Jawa became a very successful brand in India in the 70s and 80s. The bikes were slightly more affordable than the big RE's and therefore attracted a lot of people. The Jawa was also very popular in motorsport and did pretty well in international and local races. The Jawa 250s became very popular, with its classic design and sturdy build quality, which attracted a lot of people. The cult status of Jawa is strong even today, which is why the brand was recently resurrected by Mahindra.

Yezdi 250

Apart from the Jawa, the Yezdi brand also became very popular. The Yezdi 250 was built on an old rally chassis, and that is why the bike was considered to be as tough as nails. It soon started taking part in rally races where the bike was very successful. The engine was a brilliant 250cc two-stroke engine with 16bhp and 23Nm of torque. The design was interesting, and the bike soon became very popular and changed the motorcycle scene in India, with its lighter body and overall better performance. Even today the Yezdi costs a lot to buy from a collector, and there is talk of reviving the brand just like Jawa.

Ind Suzuki AX100
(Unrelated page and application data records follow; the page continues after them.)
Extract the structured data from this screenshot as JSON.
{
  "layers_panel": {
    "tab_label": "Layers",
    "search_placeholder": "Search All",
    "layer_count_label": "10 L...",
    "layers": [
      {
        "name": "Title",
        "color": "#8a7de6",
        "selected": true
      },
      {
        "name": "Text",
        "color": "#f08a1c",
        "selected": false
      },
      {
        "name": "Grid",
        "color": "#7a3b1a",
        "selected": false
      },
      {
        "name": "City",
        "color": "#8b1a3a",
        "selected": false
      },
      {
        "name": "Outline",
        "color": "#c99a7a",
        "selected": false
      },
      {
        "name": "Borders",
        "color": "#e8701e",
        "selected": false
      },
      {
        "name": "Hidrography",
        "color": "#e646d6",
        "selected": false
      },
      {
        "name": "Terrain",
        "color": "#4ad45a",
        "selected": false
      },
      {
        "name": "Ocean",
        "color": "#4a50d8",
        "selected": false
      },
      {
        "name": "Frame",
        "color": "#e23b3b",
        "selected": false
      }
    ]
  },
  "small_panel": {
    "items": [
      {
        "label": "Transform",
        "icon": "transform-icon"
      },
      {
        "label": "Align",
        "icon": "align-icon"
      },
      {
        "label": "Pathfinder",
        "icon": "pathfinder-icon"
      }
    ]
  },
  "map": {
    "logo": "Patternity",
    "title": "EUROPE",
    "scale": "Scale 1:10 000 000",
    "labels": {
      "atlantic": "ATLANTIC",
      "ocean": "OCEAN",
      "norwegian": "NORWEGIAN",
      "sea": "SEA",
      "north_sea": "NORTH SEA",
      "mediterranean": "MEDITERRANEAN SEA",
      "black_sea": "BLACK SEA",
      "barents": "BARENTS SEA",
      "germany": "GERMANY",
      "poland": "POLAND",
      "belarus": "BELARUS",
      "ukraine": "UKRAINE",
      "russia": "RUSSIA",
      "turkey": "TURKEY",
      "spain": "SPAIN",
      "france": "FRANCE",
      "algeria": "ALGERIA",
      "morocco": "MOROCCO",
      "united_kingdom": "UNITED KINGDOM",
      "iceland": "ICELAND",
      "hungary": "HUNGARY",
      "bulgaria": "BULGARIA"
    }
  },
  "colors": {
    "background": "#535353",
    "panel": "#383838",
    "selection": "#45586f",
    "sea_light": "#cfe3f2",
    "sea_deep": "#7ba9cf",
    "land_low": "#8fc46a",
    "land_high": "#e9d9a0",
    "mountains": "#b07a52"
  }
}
Ind-Suzuki AX 100 is a two-stroke, 98 cc motorcycle from Tvs-Suzuki. It was made in Japan, India and China.
The Ind-Suzuki Ax-100 was the result of the collaboration between the Japanese giants Suzuki Motor Corporation and the "Sundaram Clayton" (Later TVS). This was the first-ever 100cc motorcycle launched in INDIA. The first batch vehicles came as Completely Knocked Down kits due to this reason the production cost was a bit higher. It was successful during the launch period but failed to repeat the success it had in the later years

Kawasaki Caliber

The Bajaj Kawasaki Caliber was a motorcycle developed and sold by Kawasaki and Bajaj in India from 1998 to 2006. It was made by incorporating some improvements in the Bajaj 4S. One of the changes was the addition of an oil filter. The Caliber had a 111.6-cubic-centimetre engine

Kinetic Luna

Kinetic Luna is a 50 cc moped that was introduced by Kinetic Engineering in India in 1972.[1] The Kinetic Luna continues to be produced and marketed in India. It is marketed in the USA as Kinetic TFR. A 35 cc version, the Luna Wings, was also produced. The original Luna of 1972 was a licensed copy of Piaggio Ciao moped. It has since been updated by Kinetic until the end of production in early 2000s.


Lambretta (Italian pronunciation: [lamˈbretta]) is the brand name of mainly motor scooters, initially manufactured in Milan, Italy, by Innocenti.

The name is derived from the word Lambrate, the suburb of Milan named after the river Lambro which flows through the area, and where the factory was located. Lambretta was the name of a mythical water-sprite associated with the river which runs adjacent to the former production site.

In 1972, the Indian government bought the machinery of the Milanese factory, creating Scooters India Limited (SIL) in order to produce the Lambro three-wheeler under the name Vikram for the domestic market. Lambretta scooters were also manufactured under licence by Fenwick in France, NSU in Germany, Serveta in Spain, API in India, Yulon in Taiwan, Pasco in Brazil, Auteco in Colombia and Siambretta in Argentina.